--- Supplied data ---

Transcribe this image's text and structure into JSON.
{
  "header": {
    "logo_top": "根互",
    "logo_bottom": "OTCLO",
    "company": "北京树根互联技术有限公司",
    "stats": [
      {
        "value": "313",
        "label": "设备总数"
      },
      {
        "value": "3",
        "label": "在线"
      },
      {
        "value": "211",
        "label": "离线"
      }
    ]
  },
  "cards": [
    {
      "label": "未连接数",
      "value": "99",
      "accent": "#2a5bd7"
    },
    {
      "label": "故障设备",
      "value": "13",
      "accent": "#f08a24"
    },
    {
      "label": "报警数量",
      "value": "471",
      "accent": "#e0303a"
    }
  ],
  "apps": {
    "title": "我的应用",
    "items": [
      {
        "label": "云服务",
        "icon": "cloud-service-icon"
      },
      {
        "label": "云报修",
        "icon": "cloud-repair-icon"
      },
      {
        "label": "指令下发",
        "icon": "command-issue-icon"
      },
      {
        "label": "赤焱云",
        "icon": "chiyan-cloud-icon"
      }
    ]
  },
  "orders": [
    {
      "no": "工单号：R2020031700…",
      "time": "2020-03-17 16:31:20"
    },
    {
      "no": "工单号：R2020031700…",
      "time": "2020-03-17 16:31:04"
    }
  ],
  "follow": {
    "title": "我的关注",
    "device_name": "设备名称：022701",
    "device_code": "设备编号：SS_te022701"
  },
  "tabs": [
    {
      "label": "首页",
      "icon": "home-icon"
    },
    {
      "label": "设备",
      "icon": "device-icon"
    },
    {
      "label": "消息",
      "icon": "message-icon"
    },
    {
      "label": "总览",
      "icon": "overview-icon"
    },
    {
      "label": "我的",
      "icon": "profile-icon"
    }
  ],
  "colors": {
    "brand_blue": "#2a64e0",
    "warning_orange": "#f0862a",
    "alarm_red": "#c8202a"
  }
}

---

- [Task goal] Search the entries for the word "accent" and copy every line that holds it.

- [Completed exercise]
      "accent": "#2a5bd7"
      "accent": "#f08a24"
      "accent": "#e0303a"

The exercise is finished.